International Launch Services and rocket-builder Khrunichev presented designs of modified versions of their Proton launch vehicle on Tuesday, designed to reduce the cost for launching medium- and small-class commercial communications satellites into Geostationary Transfer Orbit.
Known as ‘Proton Variants,’ the two launch vehicle modifications are based on downsizing the existing 3+1-stage Proton-M design to a 2+1-stage architecture. ILS said the Proton Medium will be available for flight in 2018 followed one year later by the Proton Light.
ILS is extending its product line to expand the addressable GTO market for cost effective launch opportunities in the small and medium-class range.
The Proton Medium variant will utilize the existing Proton-M first stage with slightly stretched tanks, keeping the six RD-275M main engines. As second stage, Proton Medium will use a stretched Proton-M third stage with a single RD-0213 main engine.
Proton Light will also use the stretched first stage, featuring only four main engines and four external fuel tanks plus a new Auxiliary Fuel Tank sitting atop the stage. The second stage for Proton Light is identical to the Medium variant.
The Briz-M upper stage and Proton’s four-meter fairing design will remain unchanged across the new family of Proton vehicles.
The full-sized Proton-M, at its current evolutionary stage, can lift 6,300 Kilograms into a standard Geostationary Transfer Orbit with 1,500m/s in delta-v (change in velocity) needed by the satellite to reach Geostationary Orbit.
Proton Medium will be able to lift five metric tons into a similar GTO while Proton Light is capable of delivering 3,600 Kilograms. For a direct injection into Geosynchronous Orbit, Proton Medium is looking at a performance of 2,200 Kilograms and Proton Light can deliver 1,450kg directly to GSO, vs. 3,300kg by Proton-M.
This places the Proton Medium and Light into a niche for efficient launches of satellites in the three- to five-metric ton range – a market dominantly occupied by the Ariane 5’s lower payload berth and the SpaceX Falcon 9 when flying in its recoverable configuration. Falling into this mass range are all-electric and hybrid satellites that use ion thrusters to slowly make their way into Geostationary Orbit, a design that has found a number of proponents across the commercial satellite industry in recent years.
Proton Medium and Light will launch from launch complex 81/24 at the Baikonur Cosmodrome and will require some changes to the ground infrastructure including a new transporter-erector system due to the smaller size of the vehicles.
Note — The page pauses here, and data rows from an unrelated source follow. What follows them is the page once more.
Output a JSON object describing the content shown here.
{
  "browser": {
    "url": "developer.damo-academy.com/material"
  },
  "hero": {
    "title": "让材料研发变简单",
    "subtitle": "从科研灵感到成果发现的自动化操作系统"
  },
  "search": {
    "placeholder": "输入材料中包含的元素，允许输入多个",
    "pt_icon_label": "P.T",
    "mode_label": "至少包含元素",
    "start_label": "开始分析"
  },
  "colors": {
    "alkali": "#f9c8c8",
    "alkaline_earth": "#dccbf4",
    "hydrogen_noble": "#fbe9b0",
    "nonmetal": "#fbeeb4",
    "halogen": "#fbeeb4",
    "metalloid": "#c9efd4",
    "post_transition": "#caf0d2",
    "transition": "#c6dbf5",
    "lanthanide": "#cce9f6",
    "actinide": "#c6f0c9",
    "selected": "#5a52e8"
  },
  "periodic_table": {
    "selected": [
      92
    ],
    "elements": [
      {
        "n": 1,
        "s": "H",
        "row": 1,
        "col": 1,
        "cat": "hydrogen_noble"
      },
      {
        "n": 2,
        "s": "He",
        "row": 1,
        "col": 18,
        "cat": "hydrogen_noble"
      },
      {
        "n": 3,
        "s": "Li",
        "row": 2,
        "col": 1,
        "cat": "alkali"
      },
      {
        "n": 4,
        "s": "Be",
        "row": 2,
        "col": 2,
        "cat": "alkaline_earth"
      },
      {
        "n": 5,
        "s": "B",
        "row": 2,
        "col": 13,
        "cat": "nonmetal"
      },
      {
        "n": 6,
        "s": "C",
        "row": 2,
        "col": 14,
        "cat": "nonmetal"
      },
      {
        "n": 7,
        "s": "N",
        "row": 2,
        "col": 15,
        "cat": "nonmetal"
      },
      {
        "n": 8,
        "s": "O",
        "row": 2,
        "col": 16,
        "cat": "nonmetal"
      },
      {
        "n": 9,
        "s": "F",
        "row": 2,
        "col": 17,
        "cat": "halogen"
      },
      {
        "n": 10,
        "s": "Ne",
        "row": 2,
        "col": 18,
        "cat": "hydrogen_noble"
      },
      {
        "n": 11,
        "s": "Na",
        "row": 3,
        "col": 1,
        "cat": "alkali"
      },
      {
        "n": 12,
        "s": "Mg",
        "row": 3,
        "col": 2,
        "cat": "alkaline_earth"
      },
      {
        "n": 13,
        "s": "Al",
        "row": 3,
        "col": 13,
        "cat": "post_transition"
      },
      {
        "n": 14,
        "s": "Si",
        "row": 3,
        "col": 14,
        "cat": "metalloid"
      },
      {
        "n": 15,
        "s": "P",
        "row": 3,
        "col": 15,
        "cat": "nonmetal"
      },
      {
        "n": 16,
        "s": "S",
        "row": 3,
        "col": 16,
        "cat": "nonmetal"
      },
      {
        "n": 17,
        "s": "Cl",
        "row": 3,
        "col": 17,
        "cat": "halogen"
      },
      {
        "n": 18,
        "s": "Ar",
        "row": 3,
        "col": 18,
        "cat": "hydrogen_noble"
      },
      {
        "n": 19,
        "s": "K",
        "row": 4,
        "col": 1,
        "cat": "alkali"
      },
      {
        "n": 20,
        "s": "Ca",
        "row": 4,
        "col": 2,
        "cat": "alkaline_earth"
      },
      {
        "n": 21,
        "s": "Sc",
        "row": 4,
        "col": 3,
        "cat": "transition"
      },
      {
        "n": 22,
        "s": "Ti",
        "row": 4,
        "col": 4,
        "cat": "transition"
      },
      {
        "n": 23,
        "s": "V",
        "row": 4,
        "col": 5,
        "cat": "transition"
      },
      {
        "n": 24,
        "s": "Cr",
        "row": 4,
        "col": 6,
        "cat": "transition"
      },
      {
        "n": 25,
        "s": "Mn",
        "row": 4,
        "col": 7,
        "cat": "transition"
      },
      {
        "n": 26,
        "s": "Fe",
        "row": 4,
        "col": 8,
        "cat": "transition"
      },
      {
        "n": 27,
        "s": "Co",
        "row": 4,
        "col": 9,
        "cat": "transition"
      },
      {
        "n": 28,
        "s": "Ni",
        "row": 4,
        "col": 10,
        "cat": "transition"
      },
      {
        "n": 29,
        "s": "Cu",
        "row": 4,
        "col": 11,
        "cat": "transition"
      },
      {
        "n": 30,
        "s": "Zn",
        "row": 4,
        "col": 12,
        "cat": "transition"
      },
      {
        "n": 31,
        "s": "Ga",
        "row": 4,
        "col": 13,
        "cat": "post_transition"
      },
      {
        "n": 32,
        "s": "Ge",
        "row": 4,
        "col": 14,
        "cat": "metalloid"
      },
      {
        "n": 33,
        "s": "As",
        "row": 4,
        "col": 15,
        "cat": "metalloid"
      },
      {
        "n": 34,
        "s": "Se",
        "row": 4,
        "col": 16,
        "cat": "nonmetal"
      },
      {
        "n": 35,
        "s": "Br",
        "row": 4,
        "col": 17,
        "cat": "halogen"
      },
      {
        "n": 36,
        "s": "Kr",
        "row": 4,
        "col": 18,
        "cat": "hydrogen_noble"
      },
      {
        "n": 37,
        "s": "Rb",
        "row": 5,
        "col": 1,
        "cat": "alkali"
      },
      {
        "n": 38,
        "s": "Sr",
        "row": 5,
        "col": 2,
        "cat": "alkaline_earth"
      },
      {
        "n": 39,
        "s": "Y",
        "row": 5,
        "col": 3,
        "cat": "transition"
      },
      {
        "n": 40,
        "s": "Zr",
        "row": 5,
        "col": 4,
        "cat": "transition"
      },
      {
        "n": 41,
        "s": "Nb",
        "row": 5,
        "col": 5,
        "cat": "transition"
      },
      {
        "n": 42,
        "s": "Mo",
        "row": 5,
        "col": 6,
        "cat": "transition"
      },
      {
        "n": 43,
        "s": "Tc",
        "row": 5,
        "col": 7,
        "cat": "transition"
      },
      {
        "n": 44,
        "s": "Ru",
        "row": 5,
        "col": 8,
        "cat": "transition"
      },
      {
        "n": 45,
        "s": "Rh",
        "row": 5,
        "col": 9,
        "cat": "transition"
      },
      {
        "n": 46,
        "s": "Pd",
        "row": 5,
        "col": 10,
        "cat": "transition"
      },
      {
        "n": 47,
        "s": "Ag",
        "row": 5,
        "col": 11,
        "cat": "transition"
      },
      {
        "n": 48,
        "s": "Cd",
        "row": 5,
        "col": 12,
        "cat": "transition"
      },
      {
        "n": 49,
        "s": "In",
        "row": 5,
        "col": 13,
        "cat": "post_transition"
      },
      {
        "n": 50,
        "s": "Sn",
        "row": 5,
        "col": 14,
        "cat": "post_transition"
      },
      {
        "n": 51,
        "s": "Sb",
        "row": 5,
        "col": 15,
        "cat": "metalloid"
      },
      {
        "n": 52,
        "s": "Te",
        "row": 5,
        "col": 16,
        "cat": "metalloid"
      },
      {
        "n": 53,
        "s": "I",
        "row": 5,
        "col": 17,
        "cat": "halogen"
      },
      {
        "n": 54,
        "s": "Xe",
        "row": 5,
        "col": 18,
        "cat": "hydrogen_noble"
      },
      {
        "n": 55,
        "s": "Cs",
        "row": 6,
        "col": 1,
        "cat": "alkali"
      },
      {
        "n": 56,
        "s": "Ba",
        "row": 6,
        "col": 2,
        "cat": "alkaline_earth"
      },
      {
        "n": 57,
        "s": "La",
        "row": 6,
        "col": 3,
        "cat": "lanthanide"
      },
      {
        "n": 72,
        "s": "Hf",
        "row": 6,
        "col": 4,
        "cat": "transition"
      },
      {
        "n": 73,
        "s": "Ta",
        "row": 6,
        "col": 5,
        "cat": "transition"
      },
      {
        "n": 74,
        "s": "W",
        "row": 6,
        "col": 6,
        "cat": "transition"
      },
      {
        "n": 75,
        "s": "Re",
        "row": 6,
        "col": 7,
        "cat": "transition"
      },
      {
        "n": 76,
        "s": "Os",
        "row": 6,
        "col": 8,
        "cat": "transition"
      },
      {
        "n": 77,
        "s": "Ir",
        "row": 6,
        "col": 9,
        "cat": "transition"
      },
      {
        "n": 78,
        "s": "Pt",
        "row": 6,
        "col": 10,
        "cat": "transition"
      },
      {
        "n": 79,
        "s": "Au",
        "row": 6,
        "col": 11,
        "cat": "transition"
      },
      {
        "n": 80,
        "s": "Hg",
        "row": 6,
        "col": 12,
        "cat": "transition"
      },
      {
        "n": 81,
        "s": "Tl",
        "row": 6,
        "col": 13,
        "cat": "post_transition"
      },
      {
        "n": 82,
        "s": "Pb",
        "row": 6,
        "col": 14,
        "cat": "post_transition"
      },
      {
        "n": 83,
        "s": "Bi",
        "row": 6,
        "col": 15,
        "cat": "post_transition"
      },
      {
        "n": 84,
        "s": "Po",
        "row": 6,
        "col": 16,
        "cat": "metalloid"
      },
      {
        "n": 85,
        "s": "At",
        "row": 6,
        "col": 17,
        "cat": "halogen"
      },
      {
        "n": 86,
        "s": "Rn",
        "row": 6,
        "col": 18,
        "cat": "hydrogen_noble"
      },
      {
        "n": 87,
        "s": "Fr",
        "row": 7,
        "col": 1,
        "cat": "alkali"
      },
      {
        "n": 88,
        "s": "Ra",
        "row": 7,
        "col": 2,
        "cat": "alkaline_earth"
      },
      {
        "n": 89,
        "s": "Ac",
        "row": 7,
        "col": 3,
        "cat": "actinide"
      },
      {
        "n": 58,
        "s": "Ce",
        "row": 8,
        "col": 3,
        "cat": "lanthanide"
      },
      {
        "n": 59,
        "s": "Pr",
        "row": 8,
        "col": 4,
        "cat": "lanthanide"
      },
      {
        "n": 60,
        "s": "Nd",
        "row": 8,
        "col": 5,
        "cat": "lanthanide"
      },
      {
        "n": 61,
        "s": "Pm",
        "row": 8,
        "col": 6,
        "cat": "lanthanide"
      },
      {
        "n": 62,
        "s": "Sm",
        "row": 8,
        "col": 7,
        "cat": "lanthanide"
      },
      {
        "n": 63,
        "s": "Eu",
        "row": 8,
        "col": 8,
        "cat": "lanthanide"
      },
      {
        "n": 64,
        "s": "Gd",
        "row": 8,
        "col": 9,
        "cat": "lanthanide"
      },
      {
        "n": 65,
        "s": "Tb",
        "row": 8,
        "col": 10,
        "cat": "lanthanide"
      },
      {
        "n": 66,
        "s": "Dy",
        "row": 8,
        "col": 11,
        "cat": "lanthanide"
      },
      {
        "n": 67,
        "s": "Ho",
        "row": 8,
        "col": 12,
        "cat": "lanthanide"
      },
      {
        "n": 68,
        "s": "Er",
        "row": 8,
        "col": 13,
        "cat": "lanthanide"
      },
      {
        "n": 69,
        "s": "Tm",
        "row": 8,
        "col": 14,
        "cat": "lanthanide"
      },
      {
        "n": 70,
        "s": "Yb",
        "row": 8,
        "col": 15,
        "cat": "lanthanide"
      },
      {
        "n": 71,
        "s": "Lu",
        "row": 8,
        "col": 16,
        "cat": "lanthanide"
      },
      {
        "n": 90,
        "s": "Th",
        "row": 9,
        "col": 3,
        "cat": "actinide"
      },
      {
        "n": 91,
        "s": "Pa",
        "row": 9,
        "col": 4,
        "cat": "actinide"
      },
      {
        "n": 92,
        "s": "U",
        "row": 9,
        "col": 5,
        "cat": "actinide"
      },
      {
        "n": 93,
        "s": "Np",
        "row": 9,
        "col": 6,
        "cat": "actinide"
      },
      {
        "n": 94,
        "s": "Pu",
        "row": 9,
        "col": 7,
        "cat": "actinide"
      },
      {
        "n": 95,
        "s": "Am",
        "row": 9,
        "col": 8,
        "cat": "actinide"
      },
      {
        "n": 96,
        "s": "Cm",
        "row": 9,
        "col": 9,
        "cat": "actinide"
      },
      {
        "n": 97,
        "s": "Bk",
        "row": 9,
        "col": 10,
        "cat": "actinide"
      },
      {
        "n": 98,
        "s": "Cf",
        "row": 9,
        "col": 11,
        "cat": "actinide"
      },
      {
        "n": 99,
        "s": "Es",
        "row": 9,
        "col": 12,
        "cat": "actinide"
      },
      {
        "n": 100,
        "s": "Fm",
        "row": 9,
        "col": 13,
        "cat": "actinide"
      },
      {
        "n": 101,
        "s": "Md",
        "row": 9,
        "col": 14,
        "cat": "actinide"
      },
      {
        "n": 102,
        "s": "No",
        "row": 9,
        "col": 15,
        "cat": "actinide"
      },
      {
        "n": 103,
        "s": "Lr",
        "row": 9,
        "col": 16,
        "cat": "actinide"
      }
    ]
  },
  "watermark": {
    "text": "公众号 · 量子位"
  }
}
Proton-builder Khrunichev said the Proton Variants were being developed exclusively for operation by ILS as the Russian government currently has no plans for them and will continue using the established three-stage Proton design.
In a press release, ILS President Kirk Pysher notes that the Proton Variants were developed working closely with ILS customers to find beneficial launch solutions. “(…) Our customers have made it clear that they want the benefits of the heritage Proton Breeze M launch vehicle design but need the flexibility and cost benefits to align the vehicle’s performance to current spacecraft requirements,” said Pysher.
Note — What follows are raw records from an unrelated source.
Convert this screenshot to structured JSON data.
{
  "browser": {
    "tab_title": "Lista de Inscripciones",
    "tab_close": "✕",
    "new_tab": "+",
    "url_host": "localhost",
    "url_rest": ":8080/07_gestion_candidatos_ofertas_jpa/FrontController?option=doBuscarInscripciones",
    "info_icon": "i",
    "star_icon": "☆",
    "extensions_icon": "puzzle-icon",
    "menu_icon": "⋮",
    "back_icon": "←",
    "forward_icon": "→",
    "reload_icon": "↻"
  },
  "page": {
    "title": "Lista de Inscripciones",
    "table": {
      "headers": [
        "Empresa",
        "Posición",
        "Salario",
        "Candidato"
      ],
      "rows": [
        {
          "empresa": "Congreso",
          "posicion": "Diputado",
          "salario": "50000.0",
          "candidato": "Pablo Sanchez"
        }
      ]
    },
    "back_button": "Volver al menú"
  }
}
Leveraging existing manufacturing techniques and taking advantage of operational efficiencies, Khrunichev fully expects the cost savings to be transferred to the customer.
Development of the Proton Variants has been underway quietly for more than a year based on a design that had floated around for some time before that. The first press reports surfaced in June of this year after comments from Roscosmos head Igor Komarov.
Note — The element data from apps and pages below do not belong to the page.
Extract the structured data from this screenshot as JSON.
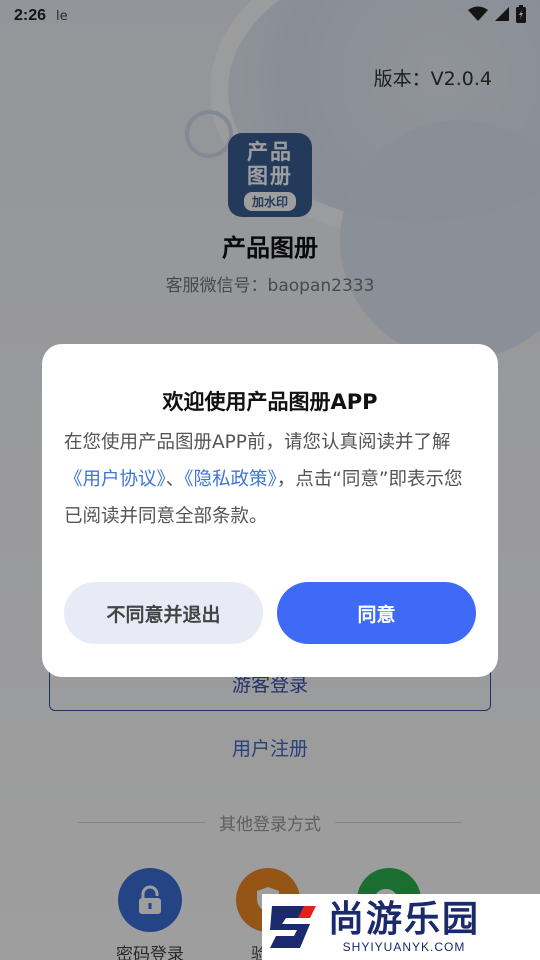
{
  "status_bar": {
    "time": "2:26",
    "extra": "le"
  },
  "version": "版本：V2.0.4",
  "app": {
    "logo_line1": "产品",
    "logo_line2": "图册",
    "logo_badge": "加水印",
    "name": "产品图册",
    "service": "客服微信号：baopan2333"
  },
  "login": {
    "guest_label": "游客登录",
    "register_label": "用户注册",
    "other_methods": "其他登录方式",
    "options": [
      {
        "label": "密码登录",
        "icon": "lock-icon",
        "color": "#3b6fd8"
      },
      {
        "label": "验证",
        "icon": "shield-icon",
        "color": "#f08a24"
      },
      {
        "label": "",
        "icon": "wechat-icon",
        "color": "#2bb24c"
      }
    ]
  },
  "dialog": {
    "title": "欢迎使用产品图册APP",
    "body_part1": "在您使用产品图册APP前，请您认真阅读并了解",
    "link_user_agreement": "《用户协议》",
    "separator": "、",
    "link_privacy": "《隐私政策》",
    "body_part2": "，点击“同意”即表示您已阅读并同意全部条款。",
    "disagree_label": "不同意并退出",
    "agree_label": "同意"
  },
  "watermark": {
    "cn": "尚游乐园",
    "en": "SHYIYUANYK.COM"
  },
  "colors": {
    "primary": "#3f6af7",
    "link": "#3f74d8",
    "disagree_bg": "#e8ebf6"
  }
}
ILS did not discuss the pricing of the new Proton variants, but earlier comments by Khrunichev representatives indicated the company was aiming for a ~25% reduction compared to the price for a full Proton-M. This would put the Proton Variants on-par with the SpaceX reusable Falcon 9 both in terms of performance and price.
While pursuing the development of the Proton Variants, ILS continues to market its workhorse, the three-stage Proton-M rocket. ILS noted Proton launch slots for 2017 are still available and the typical 18-month lead time from contract to launch could be reduced for payloads that have flown on Proton before – providing an option to operators in line for a launch on the SpaceX Falcon 9 that is currently in its second long-duration stand-down in under two years.
Proton itself is also in the midst of a pause in launch operations due to a close call on its most recent mission with the Intelsat 31 satellite in June. On that flight, one of the four second stage engines shut down prematurely, causing the three-stage Proton to underperform and counting on Briz-M to make up for the error. Briz-M was able to deliver the satellite to the intended orbit, but the cause of the engine problem is still under investigation.
Per the current plan, Proton-M will return to the launch pad around October/November to deliver a Russian government satellite to orbit followed by an ILS mission with the EchoStar-21 satellite around November 23.